With the amazing production values aside, I do have some critics for the show. For starters, there are many scenes that involve showing the tragic past of the characters, which may be a bit overused for some people. For example, we are given multiple iterations of Yuki’s traumatic time with Akito. While it hammers home the point of Yuki being continuously tied to the past, this way of showing it may instead turn the audience off, given that they have already seen essentially the same scenes several times. This can also be seen as a way of over dramatising the characters’ inner turmoil which in turn gives the opposite effect of undermining the problem the characters face. That said, I personally did not have much of a problem with it myself, but it is something I undoubtedly noticed. Furthermore, due to the nature of the story, some of the characters are not fully realised. For example, we barely got any screen time of Souma Ritsu, the person that represents the Monkey, only seeing his character growth in one episode in Season 1. Given his importance as one of the Zodiac members, I thought it was a shame that he didn’t play a bigger role in the story. That said, I rather them focus on the main trio instead of giving these characters with minor roles to play more screen time, so I guess it was a fair trade off. Nonetheless, my point still stands that some of the characters introduced have wasted potential and could have been utilised far more efficiently.

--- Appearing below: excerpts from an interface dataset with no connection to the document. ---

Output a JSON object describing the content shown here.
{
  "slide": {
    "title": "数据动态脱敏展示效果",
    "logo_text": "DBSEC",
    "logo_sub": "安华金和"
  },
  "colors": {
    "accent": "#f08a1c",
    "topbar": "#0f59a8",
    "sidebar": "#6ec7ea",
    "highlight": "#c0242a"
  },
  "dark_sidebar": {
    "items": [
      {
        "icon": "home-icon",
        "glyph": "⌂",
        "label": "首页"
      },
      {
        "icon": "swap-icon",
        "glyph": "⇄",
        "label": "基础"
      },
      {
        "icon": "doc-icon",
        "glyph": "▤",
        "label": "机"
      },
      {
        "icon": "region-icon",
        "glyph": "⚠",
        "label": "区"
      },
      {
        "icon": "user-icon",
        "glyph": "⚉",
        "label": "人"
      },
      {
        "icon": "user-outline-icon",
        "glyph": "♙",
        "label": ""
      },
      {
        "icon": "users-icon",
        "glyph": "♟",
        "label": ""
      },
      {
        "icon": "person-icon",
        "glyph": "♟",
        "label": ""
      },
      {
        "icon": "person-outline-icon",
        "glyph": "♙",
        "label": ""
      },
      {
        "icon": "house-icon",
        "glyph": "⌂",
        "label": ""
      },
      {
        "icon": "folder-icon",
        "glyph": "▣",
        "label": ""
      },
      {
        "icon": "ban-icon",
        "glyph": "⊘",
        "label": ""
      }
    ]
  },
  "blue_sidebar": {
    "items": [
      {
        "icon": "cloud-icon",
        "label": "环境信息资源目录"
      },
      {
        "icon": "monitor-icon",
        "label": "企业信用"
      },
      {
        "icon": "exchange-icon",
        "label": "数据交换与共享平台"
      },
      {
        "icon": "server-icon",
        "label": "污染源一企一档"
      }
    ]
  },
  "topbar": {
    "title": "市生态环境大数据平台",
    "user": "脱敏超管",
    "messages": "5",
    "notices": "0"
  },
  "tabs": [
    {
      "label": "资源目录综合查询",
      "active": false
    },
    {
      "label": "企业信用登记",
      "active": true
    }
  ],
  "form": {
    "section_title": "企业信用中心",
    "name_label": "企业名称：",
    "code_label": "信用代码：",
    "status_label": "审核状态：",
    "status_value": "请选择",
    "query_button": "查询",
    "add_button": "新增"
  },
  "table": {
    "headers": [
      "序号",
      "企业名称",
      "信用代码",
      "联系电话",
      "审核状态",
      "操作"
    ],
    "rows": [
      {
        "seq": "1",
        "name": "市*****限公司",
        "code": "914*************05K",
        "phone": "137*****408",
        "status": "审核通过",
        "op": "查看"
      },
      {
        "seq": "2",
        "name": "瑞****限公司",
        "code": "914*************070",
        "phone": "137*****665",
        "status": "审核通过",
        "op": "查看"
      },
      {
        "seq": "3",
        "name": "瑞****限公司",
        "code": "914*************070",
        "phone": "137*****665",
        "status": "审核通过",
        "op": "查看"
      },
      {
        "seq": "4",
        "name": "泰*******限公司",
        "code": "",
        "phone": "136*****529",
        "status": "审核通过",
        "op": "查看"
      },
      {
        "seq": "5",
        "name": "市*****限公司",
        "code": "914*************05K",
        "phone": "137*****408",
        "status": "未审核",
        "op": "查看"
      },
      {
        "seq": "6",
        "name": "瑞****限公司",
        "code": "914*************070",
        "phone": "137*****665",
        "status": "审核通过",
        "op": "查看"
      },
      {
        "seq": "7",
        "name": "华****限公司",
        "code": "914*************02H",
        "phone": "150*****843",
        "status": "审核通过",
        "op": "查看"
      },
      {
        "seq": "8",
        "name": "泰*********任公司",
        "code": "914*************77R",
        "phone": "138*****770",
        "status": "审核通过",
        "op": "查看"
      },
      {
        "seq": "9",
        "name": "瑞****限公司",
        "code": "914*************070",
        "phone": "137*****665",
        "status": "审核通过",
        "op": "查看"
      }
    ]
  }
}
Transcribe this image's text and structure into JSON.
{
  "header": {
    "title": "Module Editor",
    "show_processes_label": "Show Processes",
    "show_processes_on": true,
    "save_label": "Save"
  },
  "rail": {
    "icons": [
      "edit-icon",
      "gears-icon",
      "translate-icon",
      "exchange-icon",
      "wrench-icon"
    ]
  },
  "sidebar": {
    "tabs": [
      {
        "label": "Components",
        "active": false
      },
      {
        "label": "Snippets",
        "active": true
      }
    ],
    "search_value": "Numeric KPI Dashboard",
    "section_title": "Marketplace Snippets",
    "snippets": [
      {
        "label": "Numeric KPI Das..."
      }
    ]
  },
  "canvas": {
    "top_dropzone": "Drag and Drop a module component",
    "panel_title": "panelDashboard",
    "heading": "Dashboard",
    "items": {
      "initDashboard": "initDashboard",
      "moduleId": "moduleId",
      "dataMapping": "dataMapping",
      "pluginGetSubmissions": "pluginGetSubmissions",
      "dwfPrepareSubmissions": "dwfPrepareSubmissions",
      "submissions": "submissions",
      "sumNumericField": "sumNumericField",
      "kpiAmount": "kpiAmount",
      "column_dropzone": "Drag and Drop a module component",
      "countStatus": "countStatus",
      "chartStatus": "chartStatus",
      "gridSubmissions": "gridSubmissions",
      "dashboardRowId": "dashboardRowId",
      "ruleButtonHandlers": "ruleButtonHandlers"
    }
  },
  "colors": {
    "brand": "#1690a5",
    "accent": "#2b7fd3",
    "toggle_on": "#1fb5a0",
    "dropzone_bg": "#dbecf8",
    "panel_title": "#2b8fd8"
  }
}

Overall, Fruits Basket was a really wonderful ride, and the Final season was amazing. It’s unapologetically genuine characters were a breath of fresh air in the current pool of anime shows. While Akito has always been a thorn in this beautiful story, even she can change. The idea of Fruits Basket is that we should never be tied down by unhealthy restrictive bonds, and instead choose a path to take for ourselves. Whether it is school, your job or your love life, you are free to choose as long as you don’t harm others along the way. It was a surreal experience and I am so glad that I sat through it all 🙂
A solid 9.5/10
Did YOUR favorite anime make the cut? Let us know in the comments below!
1. Fruits Basket: The Final
2. Shingeki no Kyojin: The Final Season
3. Re:Zero kara Hajimeru Isekai Seikatsu 2nd Season Part 2
4. Fumetsu no Anata e
5. Mushoku Tensei: Isekai Ittara Honki Dasu
6. Tokyo Revengers
7. Nomad: Megalo Box 2
9. Beastars 2nd Season
10. Wonder Egg Priority